BEGIN SOURCE RECORDS
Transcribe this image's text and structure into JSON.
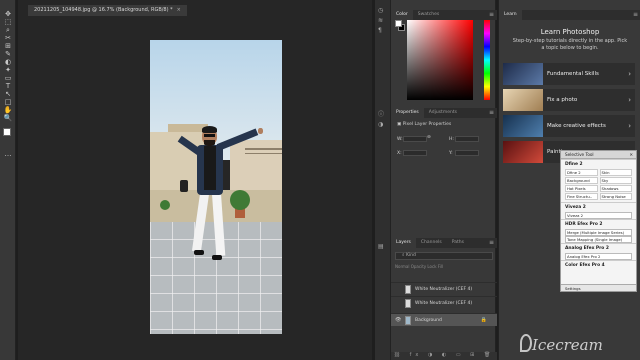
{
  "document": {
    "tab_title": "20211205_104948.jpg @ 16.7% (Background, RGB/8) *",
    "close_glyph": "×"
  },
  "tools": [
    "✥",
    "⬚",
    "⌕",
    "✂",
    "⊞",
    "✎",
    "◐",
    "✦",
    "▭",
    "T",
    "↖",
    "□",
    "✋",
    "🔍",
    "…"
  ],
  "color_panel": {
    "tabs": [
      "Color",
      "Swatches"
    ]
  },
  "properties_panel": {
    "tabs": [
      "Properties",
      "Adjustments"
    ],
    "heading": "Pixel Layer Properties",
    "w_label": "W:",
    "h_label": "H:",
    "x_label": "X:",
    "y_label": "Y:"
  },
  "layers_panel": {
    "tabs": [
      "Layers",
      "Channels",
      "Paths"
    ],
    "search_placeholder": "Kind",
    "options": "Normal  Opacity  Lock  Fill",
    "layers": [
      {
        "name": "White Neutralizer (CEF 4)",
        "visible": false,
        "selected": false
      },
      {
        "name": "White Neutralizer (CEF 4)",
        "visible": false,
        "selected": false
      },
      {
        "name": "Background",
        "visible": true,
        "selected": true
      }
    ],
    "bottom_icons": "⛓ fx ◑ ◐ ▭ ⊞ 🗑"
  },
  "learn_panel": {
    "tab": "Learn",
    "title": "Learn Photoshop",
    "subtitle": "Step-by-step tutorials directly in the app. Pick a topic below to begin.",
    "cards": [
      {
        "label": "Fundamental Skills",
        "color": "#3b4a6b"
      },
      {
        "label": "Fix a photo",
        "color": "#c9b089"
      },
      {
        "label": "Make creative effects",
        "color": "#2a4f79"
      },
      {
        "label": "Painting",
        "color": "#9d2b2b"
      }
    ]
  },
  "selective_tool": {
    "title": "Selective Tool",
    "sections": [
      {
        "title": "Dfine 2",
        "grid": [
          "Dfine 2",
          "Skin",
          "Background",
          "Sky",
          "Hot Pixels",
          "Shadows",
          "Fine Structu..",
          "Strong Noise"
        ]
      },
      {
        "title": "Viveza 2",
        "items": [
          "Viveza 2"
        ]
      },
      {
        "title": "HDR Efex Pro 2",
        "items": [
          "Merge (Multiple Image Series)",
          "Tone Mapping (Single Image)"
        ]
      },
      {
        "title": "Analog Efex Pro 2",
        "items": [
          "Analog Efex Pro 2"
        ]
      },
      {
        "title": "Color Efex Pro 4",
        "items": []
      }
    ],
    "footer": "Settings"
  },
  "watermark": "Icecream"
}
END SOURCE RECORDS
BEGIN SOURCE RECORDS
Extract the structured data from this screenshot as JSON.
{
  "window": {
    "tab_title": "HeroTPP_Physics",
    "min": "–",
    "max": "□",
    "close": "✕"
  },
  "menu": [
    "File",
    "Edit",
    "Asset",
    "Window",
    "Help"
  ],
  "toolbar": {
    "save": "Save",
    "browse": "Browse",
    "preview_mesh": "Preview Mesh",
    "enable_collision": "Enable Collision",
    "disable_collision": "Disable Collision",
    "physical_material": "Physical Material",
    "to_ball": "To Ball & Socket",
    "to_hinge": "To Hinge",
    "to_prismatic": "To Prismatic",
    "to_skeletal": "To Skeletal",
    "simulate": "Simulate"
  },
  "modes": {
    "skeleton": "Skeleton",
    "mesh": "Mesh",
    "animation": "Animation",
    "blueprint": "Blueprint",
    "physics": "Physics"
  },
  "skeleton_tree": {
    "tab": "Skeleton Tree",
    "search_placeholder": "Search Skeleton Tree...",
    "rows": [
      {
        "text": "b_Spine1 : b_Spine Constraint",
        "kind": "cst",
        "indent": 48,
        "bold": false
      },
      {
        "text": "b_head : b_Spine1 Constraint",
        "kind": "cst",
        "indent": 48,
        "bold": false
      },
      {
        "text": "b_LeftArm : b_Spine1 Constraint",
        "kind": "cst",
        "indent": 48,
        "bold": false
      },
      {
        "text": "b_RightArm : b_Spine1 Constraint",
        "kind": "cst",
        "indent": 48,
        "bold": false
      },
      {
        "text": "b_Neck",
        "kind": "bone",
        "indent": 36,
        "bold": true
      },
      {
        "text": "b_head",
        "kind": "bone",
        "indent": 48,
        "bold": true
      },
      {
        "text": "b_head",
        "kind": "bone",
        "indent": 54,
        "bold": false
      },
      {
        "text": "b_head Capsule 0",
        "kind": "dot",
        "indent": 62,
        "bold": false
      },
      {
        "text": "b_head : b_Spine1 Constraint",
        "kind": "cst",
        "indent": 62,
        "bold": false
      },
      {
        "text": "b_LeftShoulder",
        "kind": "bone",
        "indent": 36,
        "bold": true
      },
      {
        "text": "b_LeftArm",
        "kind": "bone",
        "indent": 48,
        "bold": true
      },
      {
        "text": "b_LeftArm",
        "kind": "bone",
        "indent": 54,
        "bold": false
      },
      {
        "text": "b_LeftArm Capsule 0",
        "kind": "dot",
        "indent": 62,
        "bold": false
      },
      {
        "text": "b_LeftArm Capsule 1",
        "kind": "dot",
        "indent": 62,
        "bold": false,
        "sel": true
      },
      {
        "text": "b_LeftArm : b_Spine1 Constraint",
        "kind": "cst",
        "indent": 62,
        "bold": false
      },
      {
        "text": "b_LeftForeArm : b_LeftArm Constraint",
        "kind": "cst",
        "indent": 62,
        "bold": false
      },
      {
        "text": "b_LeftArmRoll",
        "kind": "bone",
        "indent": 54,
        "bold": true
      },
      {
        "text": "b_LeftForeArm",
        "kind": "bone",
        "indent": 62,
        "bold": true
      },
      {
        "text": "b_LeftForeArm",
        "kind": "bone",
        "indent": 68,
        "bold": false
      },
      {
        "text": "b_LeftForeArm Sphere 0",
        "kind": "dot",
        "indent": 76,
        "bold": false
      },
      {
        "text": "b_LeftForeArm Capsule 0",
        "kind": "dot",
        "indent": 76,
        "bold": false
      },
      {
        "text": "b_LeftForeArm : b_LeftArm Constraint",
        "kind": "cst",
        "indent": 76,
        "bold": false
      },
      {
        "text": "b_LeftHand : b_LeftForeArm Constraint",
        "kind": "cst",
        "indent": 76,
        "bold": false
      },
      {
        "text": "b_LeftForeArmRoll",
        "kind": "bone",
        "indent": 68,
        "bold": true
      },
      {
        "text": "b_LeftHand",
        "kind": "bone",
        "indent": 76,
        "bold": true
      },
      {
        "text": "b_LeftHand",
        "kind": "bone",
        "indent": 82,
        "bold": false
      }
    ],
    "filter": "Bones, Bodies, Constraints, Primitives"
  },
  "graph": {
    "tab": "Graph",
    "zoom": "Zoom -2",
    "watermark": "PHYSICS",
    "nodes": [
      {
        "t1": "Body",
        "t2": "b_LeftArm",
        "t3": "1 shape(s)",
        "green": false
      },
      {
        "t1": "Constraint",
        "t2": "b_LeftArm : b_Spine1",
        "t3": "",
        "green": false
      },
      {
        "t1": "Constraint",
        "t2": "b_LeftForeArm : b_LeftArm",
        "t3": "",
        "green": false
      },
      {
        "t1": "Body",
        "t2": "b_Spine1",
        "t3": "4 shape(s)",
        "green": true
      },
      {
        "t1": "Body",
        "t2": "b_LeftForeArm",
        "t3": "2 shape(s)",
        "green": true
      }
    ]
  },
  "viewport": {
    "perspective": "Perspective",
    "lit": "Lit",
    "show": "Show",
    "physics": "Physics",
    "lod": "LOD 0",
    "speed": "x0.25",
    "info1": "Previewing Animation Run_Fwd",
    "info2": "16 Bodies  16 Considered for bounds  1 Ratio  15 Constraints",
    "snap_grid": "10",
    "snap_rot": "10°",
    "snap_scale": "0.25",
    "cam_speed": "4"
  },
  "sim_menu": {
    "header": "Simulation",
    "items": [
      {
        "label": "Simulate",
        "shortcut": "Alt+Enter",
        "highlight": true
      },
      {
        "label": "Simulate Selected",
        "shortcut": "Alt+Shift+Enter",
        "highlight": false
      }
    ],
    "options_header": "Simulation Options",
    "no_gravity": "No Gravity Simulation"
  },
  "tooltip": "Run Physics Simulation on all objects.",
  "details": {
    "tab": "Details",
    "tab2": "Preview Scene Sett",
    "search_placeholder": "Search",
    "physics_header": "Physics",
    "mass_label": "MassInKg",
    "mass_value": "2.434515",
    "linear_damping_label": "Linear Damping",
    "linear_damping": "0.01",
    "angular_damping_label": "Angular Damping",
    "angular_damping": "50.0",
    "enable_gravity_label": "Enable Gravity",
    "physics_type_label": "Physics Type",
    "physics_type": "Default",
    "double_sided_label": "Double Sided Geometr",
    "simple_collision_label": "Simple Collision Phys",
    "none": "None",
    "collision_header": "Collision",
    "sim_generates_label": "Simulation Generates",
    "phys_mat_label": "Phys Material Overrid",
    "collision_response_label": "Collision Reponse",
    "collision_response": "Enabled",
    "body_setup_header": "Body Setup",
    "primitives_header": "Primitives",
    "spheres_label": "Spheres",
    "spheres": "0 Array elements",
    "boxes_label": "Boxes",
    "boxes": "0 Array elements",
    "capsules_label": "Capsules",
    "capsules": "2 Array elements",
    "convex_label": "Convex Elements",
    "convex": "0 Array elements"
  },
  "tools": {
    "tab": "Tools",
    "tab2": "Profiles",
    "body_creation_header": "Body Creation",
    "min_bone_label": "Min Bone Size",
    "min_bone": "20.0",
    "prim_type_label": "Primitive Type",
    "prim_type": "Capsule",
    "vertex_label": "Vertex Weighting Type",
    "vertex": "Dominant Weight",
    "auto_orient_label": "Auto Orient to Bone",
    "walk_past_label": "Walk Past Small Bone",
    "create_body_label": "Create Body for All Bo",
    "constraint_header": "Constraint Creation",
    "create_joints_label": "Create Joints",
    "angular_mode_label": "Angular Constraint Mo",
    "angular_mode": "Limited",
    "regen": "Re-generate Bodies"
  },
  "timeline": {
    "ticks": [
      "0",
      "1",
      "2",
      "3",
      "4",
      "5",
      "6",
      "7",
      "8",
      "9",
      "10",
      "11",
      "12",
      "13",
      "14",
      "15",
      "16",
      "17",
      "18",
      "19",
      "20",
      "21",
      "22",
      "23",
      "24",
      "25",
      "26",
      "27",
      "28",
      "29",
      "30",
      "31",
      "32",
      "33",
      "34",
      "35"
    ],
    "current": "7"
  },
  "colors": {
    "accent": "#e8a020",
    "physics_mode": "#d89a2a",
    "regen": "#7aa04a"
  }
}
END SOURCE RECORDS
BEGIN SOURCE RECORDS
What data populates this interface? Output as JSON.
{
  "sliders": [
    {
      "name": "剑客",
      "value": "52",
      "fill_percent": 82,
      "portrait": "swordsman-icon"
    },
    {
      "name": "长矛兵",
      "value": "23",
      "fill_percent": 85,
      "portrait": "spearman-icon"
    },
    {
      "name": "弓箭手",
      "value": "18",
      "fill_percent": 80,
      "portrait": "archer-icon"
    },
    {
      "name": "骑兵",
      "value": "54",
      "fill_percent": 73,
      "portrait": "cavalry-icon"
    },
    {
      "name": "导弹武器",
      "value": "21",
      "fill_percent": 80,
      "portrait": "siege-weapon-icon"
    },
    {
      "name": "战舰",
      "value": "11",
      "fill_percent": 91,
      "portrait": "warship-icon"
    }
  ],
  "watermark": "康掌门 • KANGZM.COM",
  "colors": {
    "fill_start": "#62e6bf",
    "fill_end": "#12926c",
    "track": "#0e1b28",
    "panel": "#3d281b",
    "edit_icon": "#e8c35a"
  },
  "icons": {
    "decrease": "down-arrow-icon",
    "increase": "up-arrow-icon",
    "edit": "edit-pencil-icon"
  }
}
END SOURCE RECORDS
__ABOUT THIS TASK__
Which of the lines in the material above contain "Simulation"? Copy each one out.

__EXERCISE ANSWER__
    "header": "Simulation",
    "options_header": "Simulation Options",
    "no_gravity": "No Gravity Simulation"
  "tooltip": "Run Physics Simulation on all objects.",
    "sim_generates_label": "Simulation Generates",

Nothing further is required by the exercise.